clock menu more-arrow no yes

Filed under:

Falcons player profile: LT Jake Matthews

New, comments

We’re kicking off our Falcons player profile series with a look at the projected starters. We begin our preview of the offensive line with LT Jake Matthews, a former Pro Bowler and one of the stalwarts on Atlanta’s OL.

Atlanta Falcons v New Orleans Saints Photo by Jonathan Bachman/Getty Images

We’re in the depths of the offseason here at The Falcoholic, and there has been little to nothing in the way of interesting news in ages. So, we’ll have to make some content of our own in the meantime. Over the next few weeks, I’ll be bringing you a new Player Profile series where we’ll take a look at each of the players on Atlanta’s roster. I’ll break down their measurables, past production, and try to project their 2020 season with the Falcons.

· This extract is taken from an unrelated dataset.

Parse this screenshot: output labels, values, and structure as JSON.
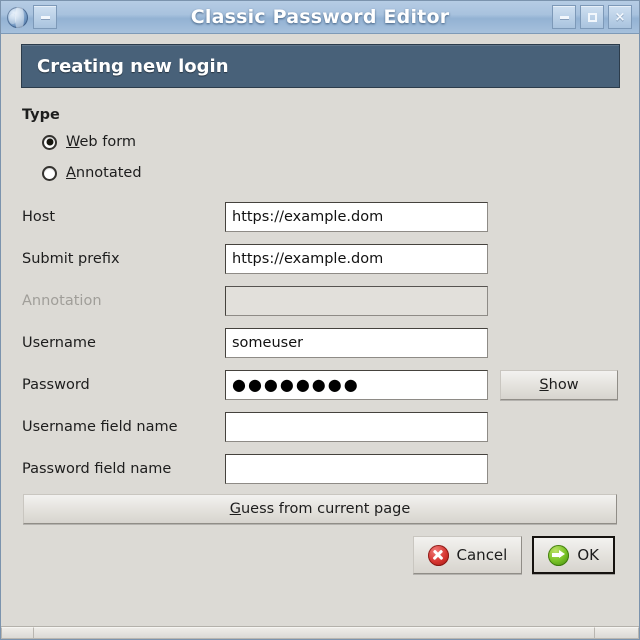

We’ll get things started with the projected starters. After taking stock of WR, we now turn our attention to the offensive line. The Falcons have had a lot of turnover up front over the past several years with the addition of four new linemen in 2019: first-round picks Chris Lindstrom and Kaleb McGary, and veteran free agents Jamon Brown and James Carpenter. Meanwhile, All Pro center Alex Mack is nearing retirement, leaving only LT Jake Matthews as a long-term certainty along the OL.

Today we take a closer look at Jake Matthews, who has manned LT reliably for the Falcons since he was drafted in 2014 and has gradually developed into one of the NFL’s top pass-blocking offensive tackles.

LT Jake Matthews

Age: 28

Contract: $10.76M cap hit in 2020, under contract through 2023 ($14.16M APY)

Career Production: 95 games played, 95 games started | 3 fumble recoveries | 22 holding penalties, 9 false starts, 36 total penalties | 75.5 overall PFF grade

2019 Production: 16 games played, 16 games started | 2 holding penalties, 2 false starts, 7 total penalties | 79.7 overall PFF grade

Previous Teams: Drafted in the 1st round (6th overall) by the Atlanta Falcons (2014-present)

Measurables:

Without a doubt the best offensive line pick of Thomas Dimitroff’s career, Jake Matthews took control of the LT job immediately after being drafted 6th overall in 2014. In many ways, Matthews was an easy slam dunk pick at the top of the draft: he had extensive NFL pedigree, spectacular college tape, and tested out as a terrific athlete at the NFL Combine. It’s a good thing that Atlanta didn’t overthink it and simply took the “safe” prospect in Matthews, who has been an above-average LT at worst throughout his time in Atlanta.

Like most young offensive linemen thrust into an early starting role—particularly in a role as important as LT—Matthews struggled in his rookie season. A high-ankle sprain he suffered in the season-opener certainly didn’t help matters, but Matthews played through the injury and missed just one game. 2014 was his lowest graded PFF season (59.7) and the only season of his career in which he graded out lower than 72.5.

Matthews continued to develop and turned in what would be the best season of his career according to PFF in 2015, where he would post an 81.2 overall grade. Outside of a small dip in 2016—where Matthews graded out as an above-average 72.5—he has been at or around an 80.0 overall grade through the remainder of his time in Atlanta. He was finally named to his first Pro Bowl in 2018 and has been a rock on Atlanta’s otherwise volatile offensive line since he was drafted in 2014.

Matthews is a technically sound and athletic pass blocker who is among the most reliable in the league. His run blocking is solid, and can be quite good if the scheme takes advantage of his athleticism on outside zone concepts. When Matthews has struggled, it’s usually with bull rushes and power. He has continued to improve his lower body strength and anchor, but will still occasionally get beat in this area. At the end of the day, his strong pass blocking is far more important to the Falcons (particularly with Dirk Koetter at the helm) than his run blocking.

Projection: Jake Matthews is entering the prime years of his career as an offensive lineman, and we have no reason to believe he’ll be anything less than a top-10 NFL left tackle once again in 2020. His reliability, athleticism, and durability make him one of the most valuable players on Atlanta’s roster, and he should continue to lock down the left side of the offensive line for years to come.